* _Goal of the exercise_: Line by line, restate the material word for word, omitting any image.
Exercise material START
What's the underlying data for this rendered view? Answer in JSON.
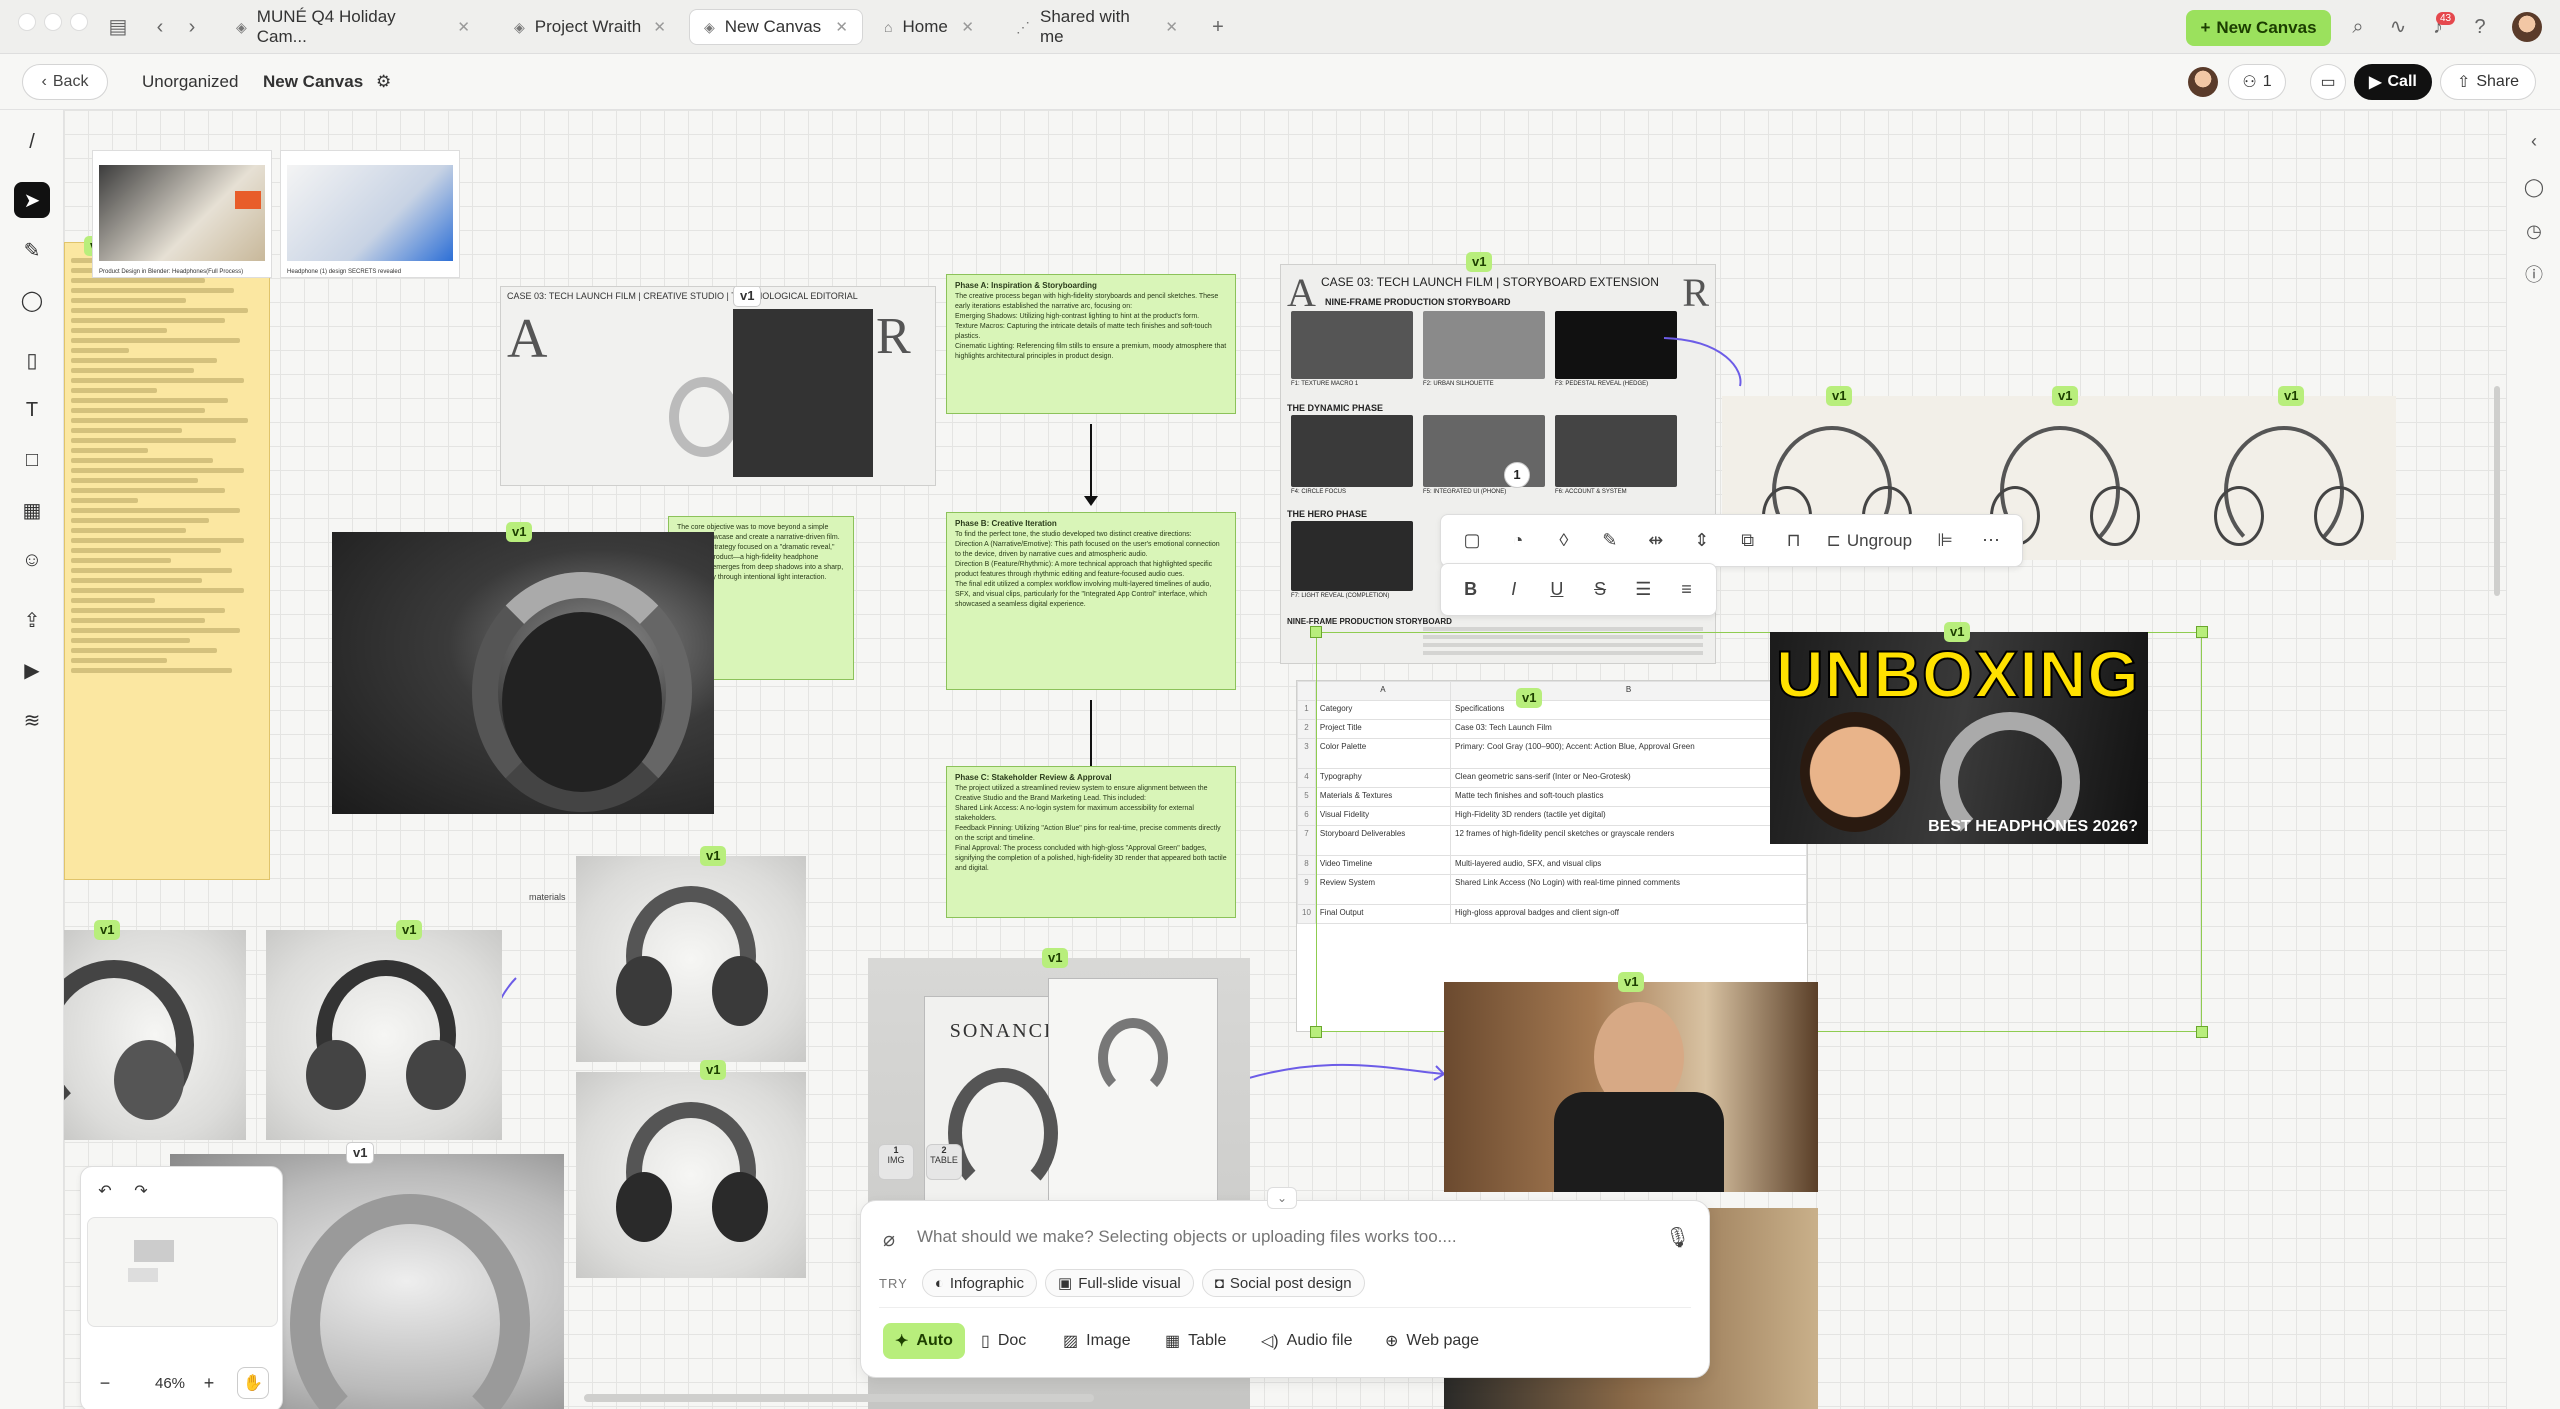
{
  "tabs": [
    {
      "label": "MUNÉ Q4 Holiday Cam...",
      "active": false
    },
    {
      "label": "Project Wraith",
      "active": false
    },
    {
      "label": "New Canvas",
      "active": true
    },
    {
      "label": "Home",
      "active": false
    },
    {
      "label": "Shared with me",
      "active": false
    }
  ],
  "topbar": {
    "new_canvas": "New Canvas",
    "notifications": "43"
  },
  "header": {
    "back": "Back",
    "crumb_folder": "Unorganized",
    "crumb_page": "New Canvas",
    "collab_count": "1",
    "call": "Call",
    "share": "Share"
  },
  "version_badge": "v1",
  "cards": {
    "yt1_caption": "Product Design in Blender: Headphones(Full Process)",
    "yt2_caption": "Headphone (1) design SECRETS revealed",
    "board1_title": "CASE 03: TECH LAUNCH FILM | CREATIVE STUDIO | TECHNOLOGICAL EDITORIAL",
    "storyboard_title": "CASE 03: TECH LAUNCH FILM | STORYBOARD EXTENSION",
    "storyboard_sub": "NINE-FRAME PRODUCTION STORYBOARD",
    "storyboard_phase2": "THE DYNAMIC PHASE",
    "storyboard_phase3": "THE HERO PHASE",
    "storyboard_footer": "NINE-FRAME PRODUCTION STORYBOARD",
    "frames": [
      "F1: TEXTURE MACRO 1",
      "F2: URBAN SILHOUETTE",
      "F3: PEDESTAL REVEAL (HEDGE)",
      "F4: CIRCLE FOCUS",
      "F5: INTEGRATED UI (PHONE)",
      "F6: ACCOUNT & SYSTEM",
      "F7: LIGHT REVEAL (COMPLETION)"
    ],
    "note_small": "The core objective was to move beyond a simple product showcase and create a narrative-driven film. The visual strategy focused on a \"dramatic reveal,\" where the product—a high-fidelity headphone wearable—emerges from deep shadows into a sharp, tactile reality through intentional light interaction.",
    "annotation": "materials"
  },
  "phases": [
    {
      "title": "Phase A: Inspiration & Storyboarding",
      "intro": "The creative process began with high-fidelity storyboards and pencil sketches. These early iterations established the narrative arc, focusing on:",
      "bullets": [
        "Emerging Shadows: Utilizing high-contrast lighting to hint at the product's form.",
        "Texture Macros: Capturing the intricate details of matte tech finishes and soft-touch plastics.",
        "Cinematic Lighting: Referencing film stills to ensure a premium, moody atmosphere that highlights architectural principles in product design."
      ]
    },
    {
      "title": "Phase B: Creative Iteration",
      "intro": "To find the perfect tone, the studio developed two distinct creative directions:",
      "bullets": [
        "Direction A (Narrative/Emotive): This path focused on the user's emotional connection to the device, driven by narrative cues and atmospheric audio.",
        "Direction B (Feature/Rhythmic): A more technical approach that highlighted specific product features through rhythmic editing and feature-focused audio cues."
      ],
      "outro": "The final edit utilized a complex workflow involving multi-layered timelines of audio, SFX, and visual clips, particularly for the \"Integrated App Control\" interface, which showcased a seamless digital experience."
    },
    {
      "title": "Phase C: Stakeholder Review & Approval",
      "intro": "The project utilized a streamlined review system to ensure alignment between the Creative Studio and the Brand Marketing Lead. This included:",
      "bullets": [
        "Shared Link Access: A no-login system for maximum accessibility for external stakeholders.",
        "Feedback Pinning: Utilizing \"Action Blue\" pins for real-time, precise comments directly on the script and timeline.",
        "Final Approval: The process concluded with high-gloss \"Approval Green\" badges, signifying the completion of a polished, high-fidelity 3D render that appeared both tactile and digital."
      ]
    }
  ],
  "spreadsheet": {
    "columns": [
      "A",
      "B"
    ],
    "rows": [
      {
        "n": "1",
        "a": "Category",
        "b": "Specifications"
      },
      {
        "n": "2",
        "a": "Project Title",
        "b": "Case 03: Tech Launch Film"
      },
      {
        "n": "3",
        "a": "Color Palette",
        "b": "Primary: Cool Gray (100–900); Accent: Action Blue, Approval Green"
      },
      {
        "n": "4",
        "a": "Typography",
        "b": "Clean geometric sans-serif (Inter or Neo-Grotesk)"
      },
      {
        "n": "5",
        "a": "Materials & Textures",
        "b": "Matte tech finishes and soft-touch plastics"
      },
      {
        "n": "6",
        "a": "Visual Fidelity",
        "b": "High-Fidelity 3D renders (tactile yet digital)"
      },
      {
        "n": "7",
        "a": "Storyboard Deliverables",
        "b": "12 frames of high-fidelity pencil sketches or grayscale renders"
      },
      {
        "n": "8",
        "a": "Video Timeline",
        "b": "Multi-layered audio, SFX, and visual clips"
      },
      {
        "n": "9",
        "a": "Review System",
        "b": "Shared Link Access (No Login) with real-time pinned comments"
      },
      {
        "n": "10",
        "a": "Final Output",
        "b": "High-gloss approval badges and client sign-off"
      }
    ]
  },
  "unboxing": {
    "title": "UNBOXING",
    "subtitle": "BEST HEADPHONES 2026?"
  },
  "box_brand": "SONANCE",
  "selection_toolbar": {
    "ungroup": "Ungroup",
    "count_badge": "1"
  },
  "minimap": {
    "zoom": "46%"
  },
  "chat": {
    "placeholder": "What should we make? Selecting objects or uploading files works too....",
    "try_label": "TRY",
    "suggestions": [
      "Infographic",
      "Full-slide visual",
      "Social post design"
    ],
    "modes": [
      "Auto",
      "Doc",
      "Image",
      "Table",
      "Audio file",
      "Web page"
    ],
    "attachments": [
      {
        "num": "1",
        "label": "IMG"
      },
      {
        "num": "2",
        "label": "TABLE"
      }
    ]
  },
  "colors": {
    "accent": "#9be15d",
    "badge": "#b8ee7c",
    "call": "#111111",
    "notification": "#e5484d"
  }
}
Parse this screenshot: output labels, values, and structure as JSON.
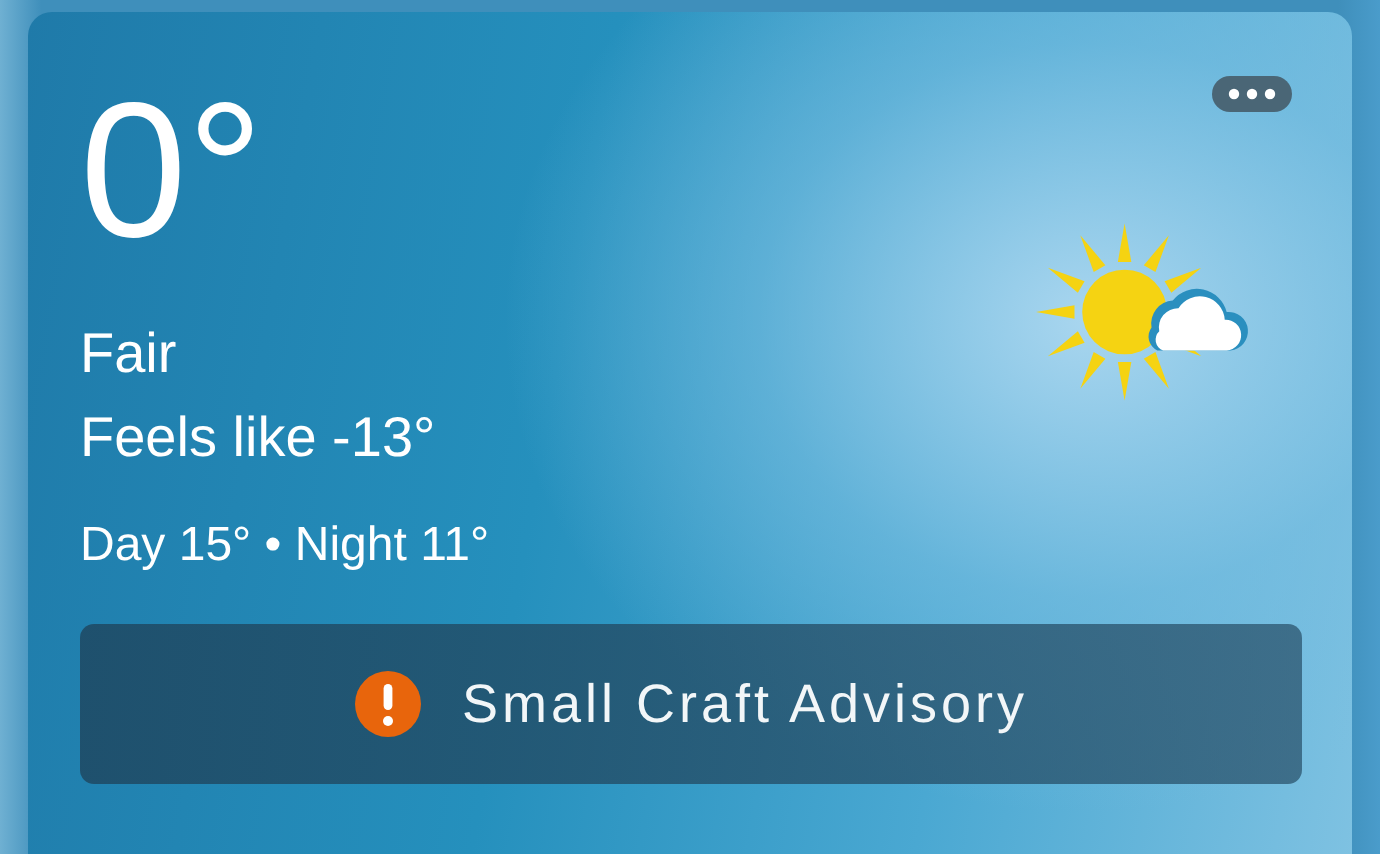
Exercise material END
* _Solution_:
What's the underlying data for this rendered view? Answer in JSON.
{
  "tabs": [
    {
      "label": "MUNÉ Q4 Holiday Cam...",
      "active": false
    },
    {
      "label": "Project Wraith",
      "active": false
    },
    {
      "label": "New Canvas",
      "active": true
    },
    {
      "label": "Home",
      "active": false
    },
    {
      "label": "Shared with me",
      "active": false
    }
  ],
  "topbar": {
    "new_canvas": "New Canvas",
    "notifications": "43"
  },
  "header": {
    "back": "Back",
    "crumb_folder": "Unorganized",
    "crumb_page": "New Canvas",
    "collab_count": "1",
    "call": "Call",
    "share": "Share"
  },
  "version_badge": "v1",
  "cards": {
    "yt1_caption": "Product Design in Blender: Headphones(Full Process)",
    "yt2_caption": "Headphone (1) design SECRETS revealed",
    "board1_title": "CASE 03: TECH LAUNCH FILM | CREATIVE STUDIO | TECHNOLOGICAL EDITORIAL",
    "storyboard_title": "CASE 03: TECH LAUNCH FILM | STORYBOARD EXTENSION",
    "storyboard_sub": "NINE-FRAME PRODUCTION STORYBOARD",
    "storyboard_phase2": "THE DYNAMIC PHASE",
    "storyboard_phase3": "THE HERO PHASE",
    "storyboard_footer": "NINE-FRAME PRODUCTION STORYBOARD",
    "frames": [
      "F1: TEXTURE MACRO 1",
      "F2: URBAN SILHOUETTE",
      "F3: PEDESTAL REVEAL (HEDGE)",
      "F4: CIRCLE FOCUS",
      "F5: INTEGRATED UI (PHONE)",
      "F6: ACCOUNT & SYSTEM",
      "F7: LIGHT REVEAL (COMPLETION)"
    ],
    "note_small": "The core objective was to move beyond a simple product showcase and create a narrative-driven film. The visual strategy focused on a \"dramatic reveal,\" where the product—a high-fidelity headphone wearable—emerges from deep shadows into a sharp, tactile reality through intentional light interaction.",
    "annotation": "materials"
  },
  "phases": [
    {
      "title": "Phase A: Inspiration & Storyboarding",
      "intro": "The creative process began with high-fidelity storyboards and pencil sketches. These early iterations established the narrative arc, focusing on:",
      "bullets": [
        "Emerging Shadows: Utilizing high-contrast lighting to hint at the product's form.",
        "Texture Macros: Capturing the intricate details of matte tech finishes and soft-touch plastics.",
        "Cinematic Lighting: Referencing film stills to ensure a premium, moody atmosphere that highlights architectural principles in product design."
      ]
    },
    {
      "title": "Phase B: Creative Iteration",
      "intro": "To find the perfect tone, the studio developed two distinct creative directions:",
      "bullets": [
        "Direction A (Narrative/Emotive): This path focused on the user's emotional connection to the device, driven by narrative cues and atmospheric audio.",
        "Direction B (Feature/Rhythmic): A more technical approach that highlighted specific product features through rhythmic editing and feature-focused audio cues."
      ],
      "outro": "The final edit utilized a complex workflow involving multi-layered timelines of audio, SFX, and visual clips, particularly for the \"Integrated App Control\" interface, which showcased a seamless digital experience."
    },
    {
      "title": "Phase C: Stakeholder Review & Approval",
      "intro": "The project utilized a streamlined review system to ensure alignment between the Creative Studio and the Brand Marketing Lead. This included:",
      "bullets": [
        "Shared Link Access: A no-login system for maximum accessibility for external stakeholders.",
        "Feedback Pinning: Utilizing \"Action Blue\" pins for real-time, precise comments directly on the script and timeline.",
        "Final Approval: The process concluded with high-gloss \"Approval Green\" badges, signifying the completion of a polished, high-fidelity 3D render that appeared both tactile and digital."
      ]
    }
  ],
  "spreadsheet": {
    "columns": [
      "A",
      "B"
    ],
    "rows": [
      {
        "n": "1",
        "a": "Category",
        "b": "Specifications"
      },
      {
        "n": "2",
        "a": "Project Title",
        "b": "Case 03: Tech Launch Film"
      },
      {
        "n": "3",
        "a": "Color Palette",
        "b": "Primary: Cool Gray (100–900); Accent: Action Blue, Approval Green"
      },
      {
        "n": "4",
        "a": "Typography",
        "b": "Clean geometric sans-serif (Inter or Neo-Grotesk)"
      },
      {
        "n": "5",
        "a": "Materials & Textures",
        "b": "Matte tech finishes and soft-touch plastics"
      },
      {
        "n": "6",
        "a": "Visual Fidelity",
        "b": "High-Fidelity 3D renders (tactile yet digital)"
      },
      {
        "n": "7",
        "a": "Storyboard Deliverables",
        "b": "12 frames of high-fidelity pencil sketches or grayscale renders"
      },
      {
        "n": "8",
        "a": "Video Timeline",
        "b": "Multi-layered audio, SFX, and visual clips"
      },
      {
        "n": "9",
        "a": "Review System",
        "b": "Shared Link Access (No Login) with real-time pinned comments"
      },
      {
        "n": "10",
        "a": "Final Output",
        "b": "High-gloss approval badges and client sign-off"
      }
    ]
  },
  "unboxing": {
    "title": "UNBOXING",
    "subtitle": "BEST HEADPHONES 2026?"
  },
  "box_brand": "SONANCE",
  "selection_toolbar": {
    "ungroup": "Ungroup",
    "count_badge": "1"
  },
  "minimap": {
    "zoom": "46%"
  },
  "chat": {
    "placeholder": "What should we make? Selecting objects or uploading files works too....",
    "try_label": "TRY",
    "suggestions": [
      "Infographic",
      "Full-slide visual",
      "Social post design"
    ],
    "modes": [
      "Auto",
      "Doc",
      "Image",
      "Table",
      "Audio file",
      "Web page"
    ],
    "attachments": [
      {
        "num": "1",
        "label": "IMG"
      },
      {
        "num": "2",
        "label": "TABLE"
      }
    ]
  },
  "colors": {
    "accent": "#9be15d",
    "badge": "#b8ee7c",
    "call": "#111111",
    "notification": "#e5484d"
  }
}
Parse this screenshot: output labels, values, and structure as JSON.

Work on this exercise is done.